South Heart Public School establishes virtual academy
One of the top ranked schools in the state, South Heart High School, met to discuss their plans for the 2021 school year — including virtual class options.
Ranked as the No. 1 school in Stark County and No. 8 overall for North Dakota high schools, South Heart Public School is now moving forward with its own virtual academy to accommodate students that want to continue their education online.
During a special meeting, the South Heart School Board unanimously approved the creation of the South Heart K-12 Virtual Academy Wednesday. Though the offsets of the coronavirus pandemic prompted the school to implement virtual learning via the North Dakota Center for Distance Education, Superintendent Calvin Dean remarked that this virtual academy is intended to be a more permanent choice for students moving forward.
“I think it's a really nice option. We were kind of thrown into this when COVID first started; everybody was in North Dakota and throughout the nation. (But) one of the positives that came out was that a lot of students did very well,” Dean said. “In some particular cases, we found out that we had teachers that really enjoyed doing the online teaching as well. We actually saw students in our school that sometimes struggled academically, but when we went to the online thing that was kind of forced upon us with COVID-related issues, those same students actually really did well… Maybe the traditional school setting doesn't work for a child, but here's another option that might work really well for that child and I think that that's just a win-win for everybody.”
In the fall of 2020, South Heart Public School initially resumed classes without mandating masks. However, in late September, the North Dakota Department of Health issued new guidance for schools and establishments. At that time, South Heart was dealing with several quarantine issues and there was a substantial number of students absent from school, Dean said, adding that it then led to the school board adopting the mask requirement for the next four months until Gov. Doug Burgum lifted the mask requirement.
Following Burgum’s executive order on April 30 that ended statewide Covid-19 emergency declaration and all related Covid-19 executive orders, the South Heart School Health and Safety Smart Restart Plan implemented during the 2020-2021 school year was rescinded by the school board on May 12.
After much feedback from the community and parents, Dean noted that the school board felt it was vital to resume the 2021-2022 school year normally.
“As of right now, we don’t have any requirements or mandates. We don’t have a safety plan in place that was required last year. Basically, we’re just asking families that when there is a COVID-related situation — whether it’s somebody that’s positive for COVID or they’ve been identified as a close contact — to communicate with the (North Dakota) Department of Health or their health care provider and work through it that way,” Dean said.
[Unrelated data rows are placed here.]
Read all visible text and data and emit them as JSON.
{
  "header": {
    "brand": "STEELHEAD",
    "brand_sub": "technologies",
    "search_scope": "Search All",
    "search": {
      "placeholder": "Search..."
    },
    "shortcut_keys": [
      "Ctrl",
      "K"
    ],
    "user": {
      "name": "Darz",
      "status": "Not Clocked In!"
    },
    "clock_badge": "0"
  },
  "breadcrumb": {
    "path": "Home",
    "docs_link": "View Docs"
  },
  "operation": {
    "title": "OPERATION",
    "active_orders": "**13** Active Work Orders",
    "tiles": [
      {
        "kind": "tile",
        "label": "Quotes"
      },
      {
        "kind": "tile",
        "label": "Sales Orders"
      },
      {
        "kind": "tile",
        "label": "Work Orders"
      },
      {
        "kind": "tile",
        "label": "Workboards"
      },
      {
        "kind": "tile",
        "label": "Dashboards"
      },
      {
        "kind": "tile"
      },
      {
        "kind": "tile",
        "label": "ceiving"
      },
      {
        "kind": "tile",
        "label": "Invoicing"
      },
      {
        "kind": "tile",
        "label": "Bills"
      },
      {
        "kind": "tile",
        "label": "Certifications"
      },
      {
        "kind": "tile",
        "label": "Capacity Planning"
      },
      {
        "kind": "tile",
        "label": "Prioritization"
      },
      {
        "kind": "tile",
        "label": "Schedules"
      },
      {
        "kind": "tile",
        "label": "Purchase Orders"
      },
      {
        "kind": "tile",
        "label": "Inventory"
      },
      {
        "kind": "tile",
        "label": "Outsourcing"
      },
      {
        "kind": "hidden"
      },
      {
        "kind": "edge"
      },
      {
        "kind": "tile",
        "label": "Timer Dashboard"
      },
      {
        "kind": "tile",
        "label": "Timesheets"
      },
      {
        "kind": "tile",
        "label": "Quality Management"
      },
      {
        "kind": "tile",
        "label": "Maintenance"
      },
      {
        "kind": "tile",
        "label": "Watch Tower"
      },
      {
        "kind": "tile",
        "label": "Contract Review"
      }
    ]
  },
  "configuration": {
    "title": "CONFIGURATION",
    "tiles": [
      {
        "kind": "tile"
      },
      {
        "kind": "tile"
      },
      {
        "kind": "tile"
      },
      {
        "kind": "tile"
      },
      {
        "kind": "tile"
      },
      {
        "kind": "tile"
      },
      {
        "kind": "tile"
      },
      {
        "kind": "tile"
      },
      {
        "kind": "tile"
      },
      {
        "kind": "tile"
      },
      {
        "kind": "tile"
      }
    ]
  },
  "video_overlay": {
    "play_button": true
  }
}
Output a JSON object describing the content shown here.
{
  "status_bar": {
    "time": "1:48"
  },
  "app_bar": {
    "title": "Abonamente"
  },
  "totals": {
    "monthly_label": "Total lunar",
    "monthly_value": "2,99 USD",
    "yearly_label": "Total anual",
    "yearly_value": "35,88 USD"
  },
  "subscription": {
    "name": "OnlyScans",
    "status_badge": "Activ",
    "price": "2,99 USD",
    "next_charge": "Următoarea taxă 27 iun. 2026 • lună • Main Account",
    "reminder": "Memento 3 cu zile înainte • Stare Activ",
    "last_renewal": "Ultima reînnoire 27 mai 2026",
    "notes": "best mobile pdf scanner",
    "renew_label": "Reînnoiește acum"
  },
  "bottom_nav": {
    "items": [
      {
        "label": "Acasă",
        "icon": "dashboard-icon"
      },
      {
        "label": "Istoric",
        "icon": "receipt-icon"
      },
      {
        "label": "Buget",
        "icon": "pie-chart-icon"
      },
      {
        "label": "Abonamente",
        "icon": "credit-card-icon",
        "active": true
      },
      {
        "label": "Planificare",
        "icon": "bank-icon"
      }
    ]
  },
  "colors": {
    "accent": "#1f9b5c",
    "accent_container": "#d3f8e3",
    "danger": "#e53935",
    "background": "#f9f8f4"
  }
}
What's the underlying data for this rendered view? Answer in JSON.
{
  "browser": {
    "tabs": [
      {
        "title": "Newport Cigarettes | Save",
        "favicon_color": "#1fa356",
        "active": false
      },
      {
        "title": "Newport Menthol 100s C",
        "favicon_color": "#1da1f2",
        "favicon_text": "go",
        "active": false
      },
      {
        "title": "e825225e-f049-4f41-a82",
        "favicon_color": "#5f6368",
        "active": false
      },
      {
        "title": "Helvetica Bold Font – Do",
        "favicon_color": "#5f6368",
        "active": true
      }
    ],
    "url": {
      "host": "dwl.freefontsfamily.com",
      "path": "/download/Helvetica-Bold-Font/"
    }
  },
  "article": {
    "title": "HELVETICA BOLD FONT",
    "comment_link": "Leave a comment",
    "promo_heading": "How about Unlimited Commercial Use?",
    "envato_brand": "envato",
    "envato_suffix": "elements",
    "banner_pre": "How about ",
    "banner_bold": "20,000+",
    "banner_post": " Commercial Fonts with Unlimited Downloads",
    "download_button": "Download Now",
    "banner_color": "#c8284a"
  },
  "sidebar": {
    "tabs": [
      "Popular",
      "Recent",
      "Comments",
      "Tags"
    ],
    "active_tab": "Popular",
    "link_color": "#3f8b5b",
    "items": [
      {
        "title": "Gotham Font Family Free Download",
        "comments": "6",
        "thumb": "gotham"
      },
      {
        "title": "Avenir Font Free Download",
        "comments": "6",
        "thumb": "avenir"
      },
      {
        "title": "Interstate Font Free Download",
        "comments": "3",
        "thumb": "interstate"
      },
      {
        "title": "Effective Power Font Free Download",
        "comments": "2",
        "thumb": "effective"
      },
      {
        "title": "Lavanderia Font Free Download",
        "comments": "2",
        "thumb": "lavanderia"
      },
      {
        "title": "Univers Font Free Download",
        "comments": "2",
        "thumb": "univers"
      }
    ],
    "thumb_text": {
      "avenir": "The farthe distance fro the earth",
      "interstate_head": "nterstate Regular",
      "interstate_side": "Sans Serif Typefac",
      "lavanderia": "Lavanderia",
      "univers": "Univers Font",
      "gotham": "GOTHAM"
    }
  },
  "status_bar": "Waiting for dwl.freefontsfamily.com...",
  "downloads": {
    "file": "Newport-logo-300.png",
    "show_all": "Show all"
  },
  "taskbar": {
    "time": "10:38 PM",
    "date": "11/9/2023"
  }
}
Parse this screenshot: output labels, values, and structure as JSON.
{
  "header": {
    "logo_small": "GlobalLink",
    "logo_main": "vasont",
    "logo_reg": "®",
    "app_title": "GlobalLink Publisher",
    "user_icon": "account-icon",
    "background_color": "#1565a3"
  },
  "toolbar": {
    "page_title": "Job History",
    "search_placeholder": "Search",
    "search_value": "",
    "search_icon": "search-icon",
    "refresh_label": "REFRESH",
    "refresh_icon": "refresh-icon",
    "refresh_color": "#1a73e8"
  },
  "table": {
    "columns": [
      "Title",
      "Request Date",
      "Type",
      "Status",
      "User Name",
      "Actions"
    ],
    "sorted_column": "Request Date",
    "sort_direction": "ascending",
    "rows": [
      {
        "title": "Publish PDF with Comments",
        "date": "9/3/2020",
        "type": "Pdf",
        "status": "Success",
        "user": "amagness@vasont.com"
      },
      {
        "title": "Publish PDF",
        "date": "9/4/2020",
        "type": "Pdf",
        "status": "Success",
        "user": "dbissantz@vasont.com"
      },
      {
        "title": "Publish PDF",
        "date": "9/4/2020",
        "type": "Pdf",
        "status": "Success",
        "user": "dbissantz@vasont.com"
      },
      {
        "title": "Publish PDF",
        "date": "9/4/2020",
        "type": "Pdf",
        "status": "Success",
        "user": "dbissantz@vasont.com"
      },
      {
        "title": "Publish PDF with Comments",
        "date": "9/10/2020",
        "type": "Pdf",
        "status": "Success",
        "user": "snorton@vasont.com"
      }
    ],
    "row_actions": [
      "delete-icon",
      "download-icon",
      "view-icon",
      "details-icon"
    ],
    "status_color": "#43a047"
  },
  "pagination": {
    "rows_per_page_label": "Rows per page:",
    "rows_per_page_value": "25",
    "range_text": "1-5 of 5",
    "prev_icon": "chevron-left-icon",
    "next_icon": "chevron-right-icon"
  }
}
School officials will continue monitoring the Covid-19 situation as it relates directly to North Dakota and more specifically to the South Heart community and South Heart Public School, according to its school announcement. If the situation changes and the state sets requirements or mandates, the South Heart Public School will abide accordingly, Dean added.
“(The) mental health of students and staff and everything that we’ve been through for the last 18 months has really been a strain on people. And so, a lot of this is just based upon the wishes of our community as well,” Dean added.
With the approval of the virtual academy, South Heart students who wish to enroll will soon have that opportunity following the approval from the North Dakota Department of Public Instruction. Dean remarked that it is going to be a different school year, but a hopeful one.
“We're made aware of some situations because parents will notify us and stuff like that. But overall, the school year has started really, really well,” Dean said. “It feels great to have what feels like a very normal school year at this point. The students are excited to be here. The staff is excited to be here. I know parents are excited to have students back in school operating on a normal basis. So overall, things are going well. We've gotten off to a great start and we're looking forward to a great year.”